Data extracted from a collection:
- - - - -

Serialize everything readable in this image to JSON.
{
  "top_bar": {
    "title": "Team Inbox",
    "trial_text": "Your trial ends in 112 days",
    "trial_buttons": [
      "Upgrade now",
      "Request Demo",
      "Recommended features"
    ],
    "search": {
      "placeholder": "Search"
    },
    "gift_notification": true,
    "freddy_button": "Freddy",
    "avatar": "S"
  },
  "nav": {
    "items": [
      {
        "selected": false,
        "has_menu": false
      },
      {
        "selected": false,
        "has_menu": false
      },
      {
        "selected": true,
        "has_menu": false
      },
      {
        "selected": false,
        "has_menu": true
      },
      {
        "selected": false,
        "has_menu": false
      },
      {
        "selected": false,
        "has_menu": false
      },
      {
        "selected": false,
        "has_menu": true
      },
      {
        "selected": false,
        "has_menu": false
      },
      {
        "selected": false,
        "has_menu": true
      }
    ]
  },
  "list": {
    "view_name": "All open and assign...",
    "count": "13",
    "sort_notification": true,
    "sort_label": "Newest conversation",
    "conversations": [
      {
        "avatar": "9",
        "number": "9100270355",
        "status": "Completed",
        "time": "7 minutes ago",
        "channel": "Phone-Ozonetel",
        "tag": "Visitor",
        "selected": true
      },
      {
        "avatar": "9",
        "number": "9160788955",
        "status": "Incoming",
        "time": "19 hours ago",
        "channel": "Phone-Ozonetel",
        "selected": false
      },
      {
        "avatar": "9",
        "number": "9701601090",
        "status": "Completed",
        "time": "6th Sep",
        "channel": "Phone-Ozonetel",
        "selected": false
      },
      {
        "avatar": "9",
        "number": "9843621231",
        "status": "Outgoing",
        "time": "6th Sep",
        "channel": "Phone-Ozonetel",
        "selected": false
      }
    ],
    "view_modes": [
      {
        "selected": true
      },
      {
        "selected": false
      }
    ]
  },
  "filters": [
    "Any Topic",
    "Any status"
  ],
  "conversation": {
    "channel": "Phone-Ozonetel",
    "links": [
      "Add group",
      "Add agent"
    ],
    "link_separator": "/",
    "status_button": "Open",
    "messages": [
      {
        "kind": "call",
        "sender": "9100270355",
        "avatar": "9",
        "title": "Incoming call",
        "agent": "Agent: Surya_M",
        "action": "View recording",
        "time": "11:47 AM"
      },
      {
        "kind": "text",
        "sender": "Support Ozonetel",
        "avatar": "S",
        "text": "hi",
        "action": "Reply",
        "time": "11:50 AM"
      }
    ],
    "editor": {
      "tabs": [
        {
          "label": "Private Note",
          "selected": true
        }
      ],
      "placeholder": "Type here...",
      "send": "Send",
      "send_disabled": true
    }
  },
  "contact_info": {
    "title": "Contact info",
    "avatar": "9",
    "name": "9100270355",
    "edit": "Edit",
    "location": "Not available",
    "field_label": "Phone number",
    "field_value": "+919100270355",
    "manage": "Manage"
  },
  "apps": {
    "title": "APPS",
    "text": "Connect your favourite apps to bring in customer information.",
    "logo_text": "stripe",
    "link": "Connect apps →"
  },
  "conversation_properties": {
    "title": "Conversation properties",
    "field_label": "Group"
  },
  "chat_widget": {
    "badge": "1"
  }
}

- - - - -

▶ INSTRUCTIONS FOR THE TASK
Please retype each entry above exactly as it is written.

▶ EXERCISE RESULT
Serialize everything readable in this image to JSON.
{
  "top_bar": {
    "title": "Team Inbox",
    "trial_text": "Your trial ends in 112 days",
    "trial_buttons": [
      "Upgrade now",
      "Request Demo",
      "Recommended features"
    ],
    "search": {
      "placeholder": "Search"
    },
    "gift_notification": true,
    "freddy_button": "Freddy",
    "avatar": "S"
  },
  "nav": {
    "items": [
      {
        "selected": false,
        "has_menu": false
      },
      {
        "selected": false,
        "has_menu": false
      },
      {
        "selected": true,
        "has_menu": false
      },
      {
        "selected": false,
        "has_menu": true
      },
      {
        "selected": false,
        "has_menu": false
      },
      {
        "selected": false,
        "has_menu": false
      },
      {
        "selected": false,
        "has_menu": true
      },
      {
        "selected": false,
        "has_menu": false
      },
      {
        "selected": false,
        "has_menu": true
      }
    ]
  },
  "list": {
    "view_name": "All open and assign...",
    "count": "13",
    "sort_notification": true,
    "sort_label": "Newest conversation",
    "conversations": [
      {
        "avatar": "9",
        "number": "9100270355",
        "status": "Completed",
        "time": "7 minutes ago",
        "channel": "Phone-Ozonetel",
        "tag": "Visitor",
        "selected": true
      },
      {
        "avatar": "9",
        "number": "9160788955",
        "status": "Incoming",
        "time": "19 hours ago",
        "channel": "Phone-Ozonetel",
        "selected": false
      },
      {
        "avatar": "9",
        "number": "9701601090",
        "status": "Completed",
        "time": "6th Sep",
        "channel": "Phone-Ozonetel",
        "selected": false
      },
      {
        "avatar": "9",
        "number": "9843621231",
        "status": "Outgoing",
        "time": "6th Sep",
        "channel": "Phone-Ozonetel",
        "selected": false
      }
    ],
    "view_modes": [
      {
        "selected": true
      },
      {
        "selected": false
      }
    ]
  },
  "filters": [
    "Any Topic",
    "Any status"
  ],
  "conversation": {
    "channel": "Phone-Ozonetel",
    "links": [
      "Add group",
      "Add agent"
    ],
    "link_separator": "/",
    "status_button": "Open",
    "messages": [
      {
        "kind": "call",
        "sender": "9100270355",
        "avatar": "9",
        "title": "Incoming call",
        "agent": "Agent: Surya_M",
        "action": "View recording",
        "time": "11:47 AM"
      },
      {
        "kind": "text",
        "sender": "Support Ozonetel",
        "avatar": "S",
        "text": "hi",
        "action": "Reply",
        "time": "11:50 AM"
      }
    ],
    "editor": {
      "tabs": [
        {
          "label": "Private Note",
          "selected": true
        }
      ],
      "placeholder": "Type here...",
      "send": "Send",
      "send_disabled": true
    }
  },
  "contact_info": {
    "title": "Contact info",
    "avatar": "9",
    "name": "9100270355",
    "edit": "Edit",
    "location": "Not available",
    "field_label": "Phone number",
    "field_value": "+919100270355",
    "manage": "Manage"
  },
  "apps": {
    "title": "APPS",
    "text": "Connect your favourite apps to bring in customer information.",
    "logo_text": "stripe",
    "link": "Connect apps →"
  },
  "conversation_properties": {
    "title": "Conversation properties",
    "field_label": "Group"
  },
  "chat_widget": {
    "badge": "1"
  }
}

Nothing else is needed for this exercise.